Originally published in 1974, Stockhausen Serves Imperialism is a collection of essays by the English avant-garde composer Cornelius Cardew that provides a Marxist and class critique of two of the more revered composers of the postwar era: Karlheinz Stockhausen and John Cage.
A former assistant to Stockhausen and an early champion of Cage, Cardew provides a cutting rebuke of the composers, their work and their ideological positions (Cage's staged anarchism and Stockhausen's theatrical mysticism, in particular). Cardew considers the role of these composers and their works within the development of the 20th-century avant-garde, which he saw as reinforcing an imperialist order rather than spotlighting the struggles of the working class or spurring revolution against bourgeois oppression. Cardew's early works do not escape his own scrutiny, with the book containing critiques and repudiations of his canonical works from the 1960s and early 1970s: Treatise and The Great Learning.
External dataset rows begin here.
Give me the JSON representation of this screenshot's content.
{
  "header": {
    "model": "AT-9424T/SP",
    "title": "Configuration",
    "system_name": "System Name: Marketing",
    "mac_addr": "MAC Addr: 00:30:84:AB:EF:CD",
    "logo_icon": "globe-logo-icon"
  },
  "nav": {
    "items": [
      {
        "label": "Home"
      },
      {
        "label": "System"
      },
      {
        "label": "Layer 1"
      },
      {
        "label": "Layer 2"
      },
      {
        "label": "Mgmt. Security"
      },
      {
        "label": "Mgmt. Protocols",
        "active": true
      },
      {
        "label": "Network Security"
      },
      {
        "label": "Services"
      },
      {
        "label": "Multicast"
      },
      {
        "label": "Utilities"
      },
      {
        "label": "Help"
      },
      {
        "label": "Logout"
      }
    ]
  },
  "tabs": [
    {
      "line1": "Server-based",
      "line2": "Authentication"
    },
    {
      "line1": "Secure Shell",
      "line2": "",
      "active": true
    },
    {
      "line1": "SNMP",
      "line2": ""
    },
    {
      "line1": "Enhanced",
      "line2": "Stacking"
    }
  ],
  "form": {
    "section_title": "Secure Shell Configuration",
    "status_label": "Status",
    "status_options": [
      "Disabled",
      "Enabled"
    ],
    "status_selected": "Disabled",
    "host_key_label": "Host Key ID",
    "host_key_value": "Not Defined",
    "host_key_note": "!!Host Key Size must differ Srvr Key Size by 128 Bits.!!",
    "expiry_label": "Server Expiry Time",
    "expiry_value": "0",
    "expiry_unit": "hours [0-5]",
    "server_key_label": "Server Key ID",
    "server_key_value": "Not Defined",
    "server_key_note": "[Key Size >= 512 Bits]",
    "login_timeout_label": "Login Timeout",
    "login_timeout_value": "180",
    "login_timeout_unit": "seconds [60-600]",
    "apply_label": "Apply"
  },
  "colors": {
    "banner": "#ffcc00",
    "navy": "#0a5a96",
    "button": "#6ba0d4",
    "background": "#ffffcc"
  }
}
After abandoning the avant-garde, Cardew devoted his work to the people's struggle, creating music in service of his radical politics. This music mostly took the form of class-conscious arrangements of folk songs and melodic piano works with such titles as "Revolution is the Main Trend" and "Smash the Social Contract." Cardew maintained a critical cultural stance throughout his life, later going on to denounce David Bowie and punk rock as fascist. He was killed by a hit-and-run driver in 1981--a death that some speculate could have been an assassination by the English government's MI5.
Supplementing Cardew's writings are two essays by his Scratch Orchestra collaborators Rod Eley and John Tilbury.